BWW Review: ONCE ON THIS ISLAND at Cincinnati Playhouse In The Park is 'Godlike'
Go on a journey that "tests the strength of love in the face of death," with Cincinnati Playhouse in the Park's 60th season opener, "Once on This Island," running through Oct. 6.
This production, directed and choreographed by Robert Barry Fleming, takes place in an American Red Cross shelter in the Caribbean in the wake of disaster, where a beautiful and epic love story is told to distract a young, frightened child.
The islanders tell the child that a disaster to this degree has only happened once before, when a young girl, Ti Moune, was found in a tree by an old peasant couple. The couple tells Ti Moune that she was saved by the gods for something special, which launches Ti Moune into a quest for her purpose. She prays to the gods to send her a sign for why she was saved, but also believes she is to fall in love with someone from another place, and is willing to give it all up for him. When the gods hear this prayer, they decide, after much deliberation, to give her exactly what she wants, and they will be there to guide her way on the quest for self discovery.
From the moment the actors walked onstage, my eyes were immediately drawn to the gods. Bre Jackson (Asaka), Allan K. Washington (Agwe), Christina Acosta Robinson (Erzulie) and Sharon Catherine Brown (Papa Ge) make up the four gods/goddesses of Earth, Water, Love and Death, who help to control Ti Moune's journey. The majority of their acting is done by reacting to the actions that Ti Moune makes throughout the musical, but each god has a solo where they narrate how they are taking part in the girl's narrative.

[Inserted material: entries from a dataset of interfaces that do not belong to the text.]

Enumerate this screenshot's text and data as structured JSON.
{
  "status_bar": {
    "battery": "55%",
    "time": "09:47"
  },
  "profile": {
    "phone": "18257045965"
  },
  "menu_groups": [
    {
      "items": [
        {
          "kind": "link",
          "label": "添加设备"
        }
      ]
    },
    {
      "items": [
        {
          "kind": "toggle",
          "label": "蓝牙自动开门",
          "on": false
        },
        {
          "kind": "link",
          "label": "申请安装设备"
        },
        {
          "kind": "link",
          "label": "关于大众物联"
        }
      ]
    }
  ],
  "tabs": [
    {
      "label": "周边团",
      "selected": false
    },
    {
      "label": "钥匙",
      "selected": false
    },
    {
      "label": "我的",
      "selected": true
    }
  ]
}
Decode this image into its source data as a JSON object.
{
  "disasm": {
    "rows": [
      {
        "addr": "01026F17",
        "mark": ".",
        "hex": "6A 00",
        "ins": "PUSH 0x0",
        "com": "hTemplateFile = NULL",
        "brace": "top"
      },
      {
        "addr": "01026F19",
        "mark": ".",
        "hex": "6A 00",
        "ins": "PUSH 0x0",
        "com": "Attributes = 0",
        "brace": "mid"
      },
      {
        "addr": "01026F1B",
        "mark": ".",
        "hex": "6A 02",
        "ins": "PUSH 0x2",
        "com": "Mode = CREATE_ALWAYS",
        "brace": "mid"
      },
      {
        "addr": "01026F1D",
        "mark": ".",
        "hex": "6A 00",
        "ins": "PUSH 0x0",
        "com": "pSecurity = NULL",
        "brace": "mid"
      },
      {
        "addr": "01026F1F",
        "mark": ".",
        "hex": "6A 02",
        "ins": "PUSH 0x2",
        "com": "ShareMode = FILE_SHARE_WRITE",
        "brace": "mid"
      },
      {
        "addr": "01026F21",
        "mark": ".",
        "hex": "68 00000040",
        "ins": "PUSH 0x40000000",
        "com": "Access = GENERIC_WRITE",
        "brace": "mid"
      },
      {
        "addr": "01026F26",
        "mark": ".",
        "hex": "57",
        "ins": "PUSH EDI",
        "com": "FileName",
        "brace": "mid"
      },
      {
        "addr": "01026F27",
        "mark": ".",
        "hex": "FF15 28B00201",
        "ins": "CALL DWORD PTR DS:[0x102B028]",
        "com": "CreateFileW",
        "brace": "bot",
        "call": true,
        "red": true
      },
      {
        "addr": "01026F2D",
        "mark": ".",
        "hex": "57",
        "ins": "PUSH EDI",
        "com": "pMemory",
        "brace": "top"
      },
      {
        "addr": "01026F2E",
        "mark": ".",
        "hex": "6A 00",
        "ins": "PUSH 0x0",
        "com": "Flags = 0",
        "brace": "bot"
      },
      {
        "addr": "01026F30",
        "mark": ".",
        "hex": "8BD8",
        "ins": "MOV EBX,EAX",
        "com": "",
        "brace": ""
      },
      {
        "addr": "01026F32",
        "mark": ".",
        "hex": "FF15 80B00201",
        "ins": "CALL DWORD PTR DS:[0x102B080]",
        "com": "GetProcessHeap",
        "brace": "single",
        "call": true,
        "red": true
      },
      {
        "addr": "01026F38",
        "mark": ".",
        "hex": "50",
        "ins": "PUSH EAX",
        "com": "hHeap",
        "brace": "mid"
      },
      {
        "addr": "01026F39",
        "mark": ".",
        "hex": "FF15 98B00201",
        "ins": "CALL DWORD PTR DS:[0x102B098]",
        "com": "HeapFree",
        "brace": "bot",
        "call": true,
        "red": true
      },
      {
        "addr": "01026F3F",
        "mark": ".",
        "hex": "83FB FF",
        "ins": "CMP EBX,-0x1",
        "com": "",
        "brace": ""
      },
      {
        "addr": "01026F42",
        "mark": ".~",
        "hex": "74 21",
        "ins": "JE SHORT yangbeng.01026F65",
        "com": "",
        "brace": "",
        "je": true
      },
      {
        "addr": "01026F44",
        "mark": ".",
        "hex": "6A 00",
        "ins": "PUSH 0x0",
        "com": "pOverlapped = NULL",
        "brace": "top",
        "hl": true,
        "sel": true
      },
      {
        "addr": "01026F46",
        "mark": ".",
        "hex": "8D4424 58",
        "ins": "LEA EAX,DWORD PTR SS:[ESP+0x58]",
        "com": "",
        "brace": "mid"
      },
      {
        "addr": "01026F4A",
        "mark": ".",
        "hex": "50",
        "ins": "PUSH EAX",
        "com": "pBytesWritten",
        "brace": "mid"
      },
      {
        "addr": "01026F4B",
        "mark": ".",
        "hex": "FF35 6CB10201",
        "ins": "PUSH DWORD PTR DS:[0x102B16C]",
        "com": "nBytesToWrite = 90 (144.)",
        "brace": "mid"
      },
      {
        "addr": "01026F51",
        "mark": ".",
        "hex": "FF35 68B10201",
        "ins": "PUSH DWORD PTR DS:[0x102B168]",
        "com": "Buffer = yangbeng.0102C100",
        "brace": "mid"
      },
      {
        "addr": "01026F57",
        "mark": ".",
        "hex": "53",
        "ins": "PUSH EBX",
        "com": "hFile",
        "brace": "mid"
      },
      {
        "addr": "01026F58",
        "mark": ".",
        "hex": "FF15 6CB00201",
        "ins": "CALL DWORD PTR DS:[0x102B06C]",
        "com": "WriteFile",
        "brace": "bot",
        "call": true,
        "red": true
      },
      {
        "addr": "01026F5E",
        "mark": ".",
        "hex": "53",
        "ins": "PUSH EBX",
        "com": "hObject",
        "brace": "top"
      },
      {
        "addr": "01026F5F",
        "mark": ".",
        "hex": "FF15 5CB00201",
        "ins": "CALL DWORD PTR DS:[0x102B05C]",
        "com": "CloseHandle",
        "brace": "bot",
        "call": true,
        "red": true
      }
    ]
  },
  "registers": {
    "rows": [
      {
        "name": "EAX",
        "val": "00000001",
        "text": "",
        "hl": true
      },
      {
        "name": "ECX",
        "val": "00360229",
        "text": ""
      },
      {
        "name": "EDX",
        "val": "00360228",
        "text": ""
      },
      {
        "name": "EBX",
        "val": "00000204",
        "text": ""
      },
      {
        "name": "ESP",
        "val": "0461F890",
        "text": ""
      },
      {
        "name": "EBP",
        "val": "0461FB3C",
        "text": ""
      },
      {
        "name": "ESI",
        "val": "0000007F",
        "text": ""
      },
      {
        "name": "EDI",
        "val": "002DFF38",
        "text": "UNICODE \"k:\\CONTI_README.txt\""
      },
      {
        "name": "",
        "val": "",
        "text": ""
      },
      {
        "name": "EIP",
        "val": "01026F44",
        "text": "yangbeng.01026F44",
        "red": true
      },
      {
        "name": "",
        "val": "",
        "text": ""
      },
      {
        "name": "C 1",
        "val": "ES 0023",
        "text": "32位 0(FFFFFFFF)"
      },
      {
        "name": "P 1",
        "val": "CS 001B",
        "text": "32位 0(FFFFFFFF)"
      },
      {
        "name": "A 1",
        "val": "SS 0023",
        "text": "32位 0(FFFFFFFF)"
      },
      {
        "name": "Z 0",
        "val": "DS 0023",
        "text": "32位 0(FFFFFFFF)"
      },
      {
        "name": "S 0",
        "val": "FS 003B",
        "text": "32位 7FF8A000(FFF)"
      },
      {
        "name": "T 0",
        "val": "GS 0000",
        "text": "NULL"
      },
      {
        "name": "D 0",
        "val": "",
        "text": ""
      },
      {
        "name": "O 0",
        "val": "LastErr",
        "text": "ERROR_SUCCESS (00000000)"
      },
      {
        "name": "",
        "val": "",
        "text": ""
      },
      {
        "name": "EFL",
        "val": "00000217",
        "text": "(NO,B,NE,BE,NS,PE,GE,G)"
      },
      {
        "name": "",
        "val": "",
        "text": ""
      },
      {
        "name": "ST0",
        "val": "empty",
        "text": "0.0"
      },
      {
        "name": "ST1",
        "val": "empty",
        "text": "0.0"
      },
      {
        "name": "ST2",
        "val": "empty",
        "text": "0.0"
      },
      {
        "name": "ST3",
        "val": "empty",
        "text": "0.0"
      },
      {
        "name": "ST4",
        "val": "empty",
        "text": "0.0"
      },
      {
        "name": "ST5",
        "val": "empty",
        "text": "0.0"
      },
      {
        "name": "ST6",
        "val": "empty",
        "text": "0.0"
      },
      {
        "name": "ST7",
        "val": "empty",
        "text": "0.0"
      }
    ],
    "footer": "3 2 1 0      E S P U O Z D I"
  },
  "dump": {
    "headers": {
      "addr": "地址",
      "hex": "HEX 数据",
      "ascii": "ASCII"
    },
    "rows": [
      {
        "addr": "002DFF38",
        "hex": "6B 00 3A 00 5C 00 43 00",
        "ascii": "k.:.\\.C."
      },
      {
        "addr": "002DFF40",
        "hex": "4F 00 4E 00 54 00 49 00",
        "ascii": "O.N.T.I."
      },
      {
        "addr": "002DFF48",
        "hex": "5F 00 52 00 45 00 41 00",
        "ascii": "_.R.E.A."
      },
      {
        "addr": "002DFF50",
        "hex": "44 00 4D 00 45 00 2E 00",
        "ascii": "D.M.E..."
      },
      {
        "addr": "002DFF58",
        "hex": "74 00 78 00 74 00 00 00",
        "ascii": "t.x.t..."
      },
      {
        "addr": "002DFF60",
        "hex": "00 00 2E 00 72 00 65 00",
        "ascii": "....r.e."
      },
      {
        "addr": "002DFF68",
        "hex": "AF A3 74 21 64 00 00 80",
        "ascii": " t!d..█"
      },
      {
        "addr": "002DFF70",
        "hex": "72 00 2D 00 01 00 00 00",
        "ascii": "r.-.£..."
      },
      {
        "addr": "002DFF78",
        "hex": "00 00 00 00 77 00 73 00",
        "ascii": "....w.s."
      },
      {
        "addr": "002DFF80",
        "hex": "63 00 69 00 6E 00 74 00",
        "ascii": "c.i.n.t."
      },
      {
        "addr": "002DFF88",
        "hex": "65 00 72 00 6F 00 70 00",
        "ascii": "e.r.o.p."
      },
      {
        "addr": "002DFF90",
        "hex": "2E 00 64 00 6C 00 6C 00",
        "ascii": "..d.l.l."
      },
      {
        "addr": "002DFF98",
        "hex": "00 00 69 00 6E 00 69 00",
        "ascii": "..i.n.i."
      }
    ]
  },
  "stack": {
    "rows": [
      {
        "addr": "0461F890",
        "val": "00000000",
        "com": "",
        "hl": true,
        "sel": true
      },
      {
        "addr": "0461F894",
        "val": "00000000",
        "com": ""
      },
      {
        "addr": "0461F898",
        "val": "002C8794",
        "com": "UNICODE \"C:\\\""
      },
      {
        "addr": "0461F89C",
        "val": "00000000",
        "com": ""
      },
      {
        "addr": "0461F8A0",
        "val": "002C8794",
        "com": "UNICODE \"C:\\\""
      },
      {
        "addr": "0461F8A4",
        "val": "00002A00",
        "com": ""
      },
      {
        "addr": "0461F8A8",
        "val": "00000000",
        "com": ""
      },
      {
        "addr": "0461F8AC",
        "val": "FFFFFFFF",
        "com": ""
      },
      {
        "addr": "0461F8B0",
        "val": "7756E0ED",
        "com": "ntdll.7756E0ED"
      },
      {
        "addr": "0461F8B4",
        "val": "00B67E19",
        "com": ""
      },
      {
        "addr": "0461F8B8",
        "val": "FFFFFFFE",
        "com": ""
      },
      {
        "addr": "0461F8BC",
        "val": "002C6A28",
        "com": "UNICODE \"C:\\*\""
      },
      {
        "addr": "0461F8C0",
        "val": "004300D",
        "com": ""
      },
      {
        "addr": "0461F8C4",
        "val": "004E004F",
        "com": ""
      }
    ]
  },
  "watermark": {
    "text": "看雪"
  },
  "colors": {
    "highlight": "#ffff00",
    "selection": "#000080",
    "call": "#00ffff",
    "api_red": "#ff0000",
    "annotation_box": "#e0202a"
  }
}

The first god to set the self-discovery in motion is Agwe, the god of Water. Washington wowed the audience with his booming voice in "Rain," where he creates a storm where a handsome stranger, Daniel Beauxhomme, crashes on the shore for Ti Moune to find him. Washington possessed such confidence and swagger as Agwe, and had one of the most magnetic presences on the stage.
Brown's portrayal of the "sly demon of Death," was haunting in the best way. As soon as Ti Moune and Daniel begin to plan their future together, Papa Ge storms in with "Forever Yours," telling Ti Moune that no emotion is strong enough to conquer the inevitable fate of death. Each line and lyric that Brown delivered was brought forth with such tenacity, strength, and mischief. There was this wary uncomfortableness surrounding her, which could be analyzed as the feeling of death always looming.
Jackson arguably stole the show with her show-stopping, "Mama Will Provide." This is the moment in the show were the excitement and energy peaks, as the entire ensemble joins Asaka, Mother of the Earth, to calm Ti Moune's nerves as she travels to pursue Daniel. Jackson is dynamite as her voice soars and she riffs to the heavens. Just when you think she's done all the option-ups, she continues to amaze to the audience's delight.
Robinson is the show's emotional and moral core as Erzulie, the goddess of Love. In all honesty, "Human Heart" has always been a favorite of mine, but Robinson breathed new beauty into it. The audience sees all of Erzulie's careful and compassion-filled work pay off in this song as the young couple continue falling in love, and everyone rejoices and believes in the power of love for four minutes as Robinson's enchanting voice soothes and makes you feel whole.
The entire company delivers breathtaking performances across the board, but if you find yourself taking a trip to the island, make sure to take note of all the magic the gods are working throughout the show, both in and out of the spotlight.
Tickets to "Once on This Island," running through Oct. 6, can be purchased online at Cincinnati Playhouse in the Park's website by clicking here. On Tuesday, Sept. 17, a minimum of 100 $10 tickets can be purchased in-person at the box office beginning at 6 p.m. on the day of the show.
Don't wait for life to begin to see this enchanting love story!